WORK ITEM:
Make an exact copy of every record that follows.

Element data from apps and pages:
=====

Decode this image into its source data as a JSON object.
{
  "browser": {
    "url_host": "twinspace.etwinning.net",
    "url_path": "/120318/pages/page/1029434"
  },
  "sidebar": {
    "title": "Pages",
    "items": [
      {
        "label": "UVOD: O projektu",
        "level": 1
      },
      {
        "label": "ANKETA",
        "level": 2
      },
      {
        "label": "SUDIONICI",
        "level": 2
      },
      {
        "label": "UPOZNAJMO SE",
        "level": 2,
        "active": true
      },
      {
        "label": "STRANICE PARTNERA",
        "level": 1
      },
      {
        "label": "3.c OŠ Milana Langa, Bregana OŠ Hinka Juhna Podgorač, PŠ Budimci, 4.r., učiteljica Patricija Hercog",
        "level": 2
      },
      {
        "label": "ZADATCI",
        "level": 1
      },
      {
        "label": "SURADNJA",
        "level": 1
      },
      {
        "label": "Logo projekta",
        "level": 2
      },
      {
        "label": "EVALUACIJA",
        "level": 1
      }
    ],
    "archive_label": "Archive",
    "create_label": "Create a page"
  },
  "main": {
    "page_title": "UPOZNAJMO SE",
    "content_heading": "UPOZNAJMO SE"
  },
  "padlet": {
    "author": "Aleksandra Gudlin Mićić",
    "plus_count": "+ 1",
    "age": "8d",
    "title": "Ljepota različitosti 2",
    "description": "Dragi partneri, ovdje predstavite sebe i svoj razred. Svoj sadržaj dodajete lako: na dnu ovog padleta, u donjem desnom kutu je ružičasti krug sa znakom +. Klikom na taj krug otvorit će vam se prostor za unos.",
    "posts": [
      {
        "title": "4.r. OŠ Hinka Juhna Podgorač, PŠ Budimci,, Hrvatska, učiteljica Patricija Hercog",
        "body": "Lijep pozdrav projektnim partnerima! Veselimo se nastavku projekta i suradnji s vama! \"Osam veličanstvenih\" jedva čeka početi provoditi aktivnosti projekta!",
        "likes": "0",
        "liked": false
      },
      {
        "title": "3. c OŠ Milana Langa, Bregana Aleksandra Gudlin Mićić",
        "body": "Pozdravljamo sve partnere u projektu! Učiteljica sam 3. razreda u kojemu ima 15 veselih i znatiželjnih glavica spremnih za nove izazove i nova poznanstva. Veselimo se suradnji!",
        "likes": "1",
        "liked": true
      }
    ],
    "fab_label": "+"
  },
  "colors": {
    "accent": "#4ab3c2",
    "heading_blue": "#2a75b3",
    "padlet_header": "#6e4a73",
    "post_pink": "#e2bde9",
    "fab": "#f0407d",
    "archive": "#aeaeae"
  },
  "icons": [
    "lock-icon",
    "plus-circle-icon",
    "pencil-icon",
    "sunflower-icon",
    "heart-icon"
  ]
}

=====

RESULT OF THIS EXERCISE:
Decode this image into its source data as a JSON object.
{
  "browser": {
    "url_host": "twinspace.etwinning.net",
    "url_path": "/120318/pages/page/1029434"
  },
  "sidebar": {
    "title": "Pages",
    "items": [
      {
        "label": "UVOD: O projektu",
        "level": 1
      },
      {
        "label": "ANKETA",
        "level": 2
      },
      {
        "label": "SUDIONICI",
        "level": 2
      },
      {
        "label": "UPOZNAJMO SE",
        "level": 2,
        "active": true
      },
      {
        "label": "STRANICE PARTNERA",
        "level": 1
      },
      {
        "label": "3.c OŠ Milana Langa, Bregana OŠ Hinka Juhna Podgorač, PŠ Budimci, 4.r., učiteljica Patricija Hercog",
        "level": 2
      },
      {
        "label": "ZADATCI",
        "level": 1
      },
      {
        "label": "SURADNJA",
        "level": 1
      },
      {
        "label": "Logo projekta",
        "level": 2
      },
      {
        "label": "EVALUACIJA",
        "level": 1
      }
    ],
    "archive_label": "Archive",
    "create_label": "Create a page"
  },
  "main": {
    "page_title": "UPOZNAJMO SE",
    "content_heading": "UPOZNAJMO SE"
  },
  "padlet": {
    "author": "Aleksandra Gudlin Mićić",
    "plus_count": "+ 1",
    "age": "8d",
    "title": "Ljepota različitosti 2",
    "description": "Dragi partneri, ovdje predstavite sebe i svoj razred. Svoj sadržaj dodajete lako: na dnu ovog padleta, u donjem desnom kutu je ružičasti krug sa znakom +. Klikom na taj krug otvorit će vam se prostor za unos.",
    "posts": [
      {
        "title": "4.r. OŠ Hinka Juhna Podgorač, PŠ Budimci,, Hrvatska, učiteljica Patricija Hercog",
        "body": "Lijep pozdrav projektnim partnerima! Veselimo se nastavku projekta i suradnji s vama! \"Osam veličanstvenih\" jedva čeka početi provoditi aktivnosti projekta!",
        "likes": "0",
        "liked": false
      },
      {
        "title": "3. c OŠ Milana Langa, Bregana Aleksandra Gudlin Mićić",
        "body": "Pozdravljamo sve partnere u projektu! Učiteljica sam 3. razreda u kojemu ima 15 veselih i znatiželjnih glavica spremnih za nove izazove i nova poznanstva. Veselimo se suradnji!",
        "likes": "1",
        "liked": true
      }
    ],
    "fab_label": "+"
  },
  "colors": {
    "accent": "#4ab3c2",
    "heading_blue": "#2a75b3",
    "padlet_header": "#6e4a73",
    "post_pink": "#e2bde9",
    "fab": "#f0407d",
    "archive": "#aeaeae"
  },
  "icons": [
    "lock-icon",
    "plus-circle-icon",
    "pencil-icon",
    "sunflower-icon",
    "heart-icon"
  ]
}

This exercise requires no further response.